This beloved portion of Scripture was part of this morning’s reading (1 Peter 1:3-4) :

3 His divine power has granted to us all things that pertain to life and godliness, through the knowledge of him who called us to his own glory and excellence, 4 by which he has granted to us his precious and very great promises, so that through them you may become partakers of the divine nature, having escaped from the corruption that is in the world because of sinful desire.

Many will tune out after the first major phrase: God gives us all we need.  Within itself, that is a wonderful truth, capable of fostering trust in God as the kind and capable Provider of all, to all.

However, Peter’s line of teaching goes a fair bit further.

Not only is God committed to providing life’s needs.  He is committed to making provision for each of us to journey into godliness, the state of God-likeness for which every human being has been designed.  To approach God is to open the door for Him to give you what you need for an existence of “glory and excellence”, even before we have any aspirations or desires for such a life.

The heavyweight phrase in this passage is undoubtedly “partakers of the divine nature”.  One could muse endlessly over the implications of such a five-word package.  But at least two points are clear:

  1. God has made outrageous promises that He intends to keep.
  2. These promises center upon delivering people into this form of existence: Partakers of the divine nature.

Then, in a clarifying statement, Peter expresses that one mark of this type of life is an escape from the corruption caused by sinful desires.  This corruption is in our world because it is in our hearts, and it is God’s intention on neither public nor private scales.  The one who knows anything about God will know this, and the one who values anything about God will make every move they can think of, in that direction.  This is where Peter’s list (faith, virtue, knowledge, self-control, steadfastness, godliness, brotherly affection, and love) finds its spot within the text: Pursue these qualities in your quest to experience both freedom and fruitfulness in Jesus Christ.

Efforts aside (and there are many to make), this escape from the dark and distorting desires of our hearts unfolds only as we:

  1. Embrace the promises of God (most call this “faith”).
  2. Seek to partake in the divine nature.

This second line matters greatly, as it speaks to the motivation behind every move we make.  Minus this motivation, we fall back into lesser motivations that actually undercut the transformation process:

  • Satisfaction in self, based upon some unwritten scoring system.
  • Reputation based on others’ perceptions of us or on inner illusions of ourselves.

Both of these can motivate us, but neither of them have anything to do with being freed from tainted desires.  In truth, both of them actually feed the corrupt (ie: Self-centered) tendencies that so easily sabotage our escape route into the God-designed life of “glory and excellence”.

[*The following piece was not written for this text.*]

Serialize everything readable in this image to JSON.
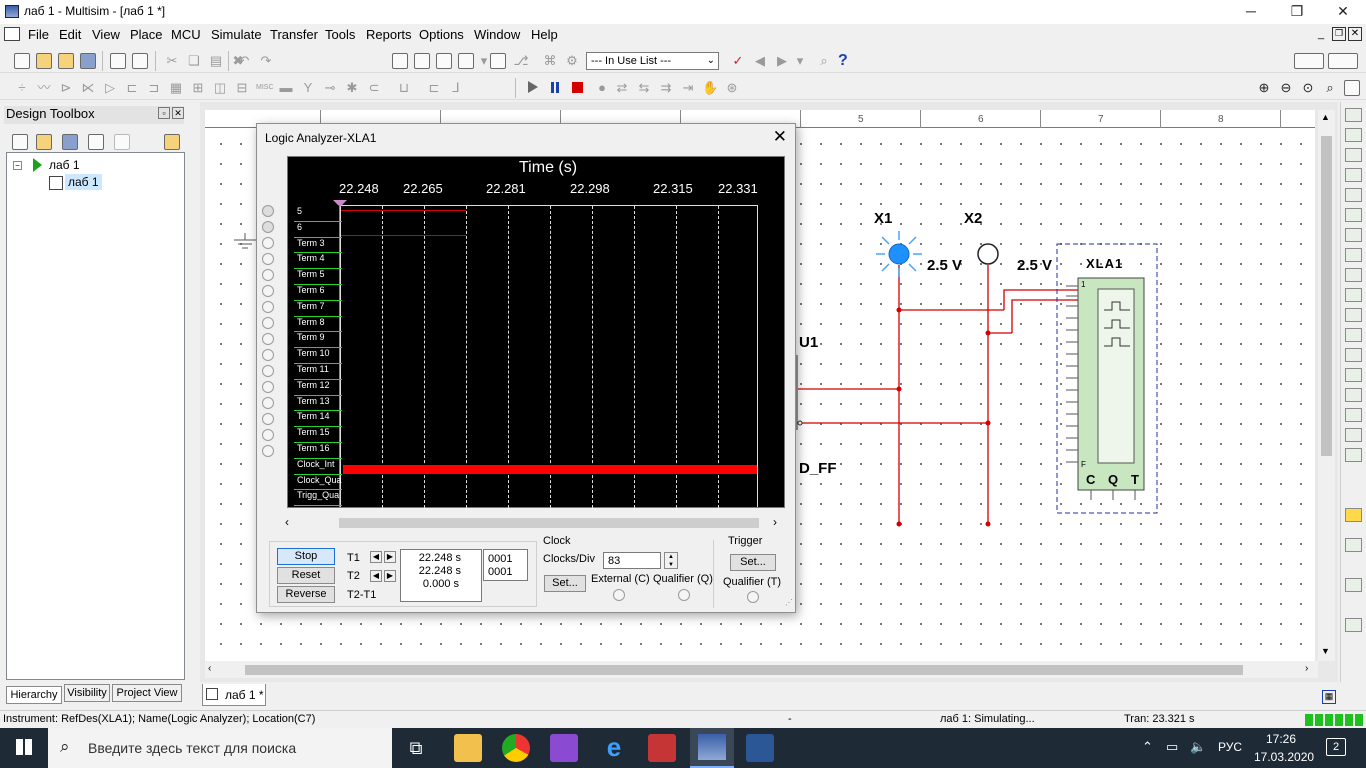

“Make every effort”, to be sure.  But make them with measured focus, or our doing will actually be our undoing.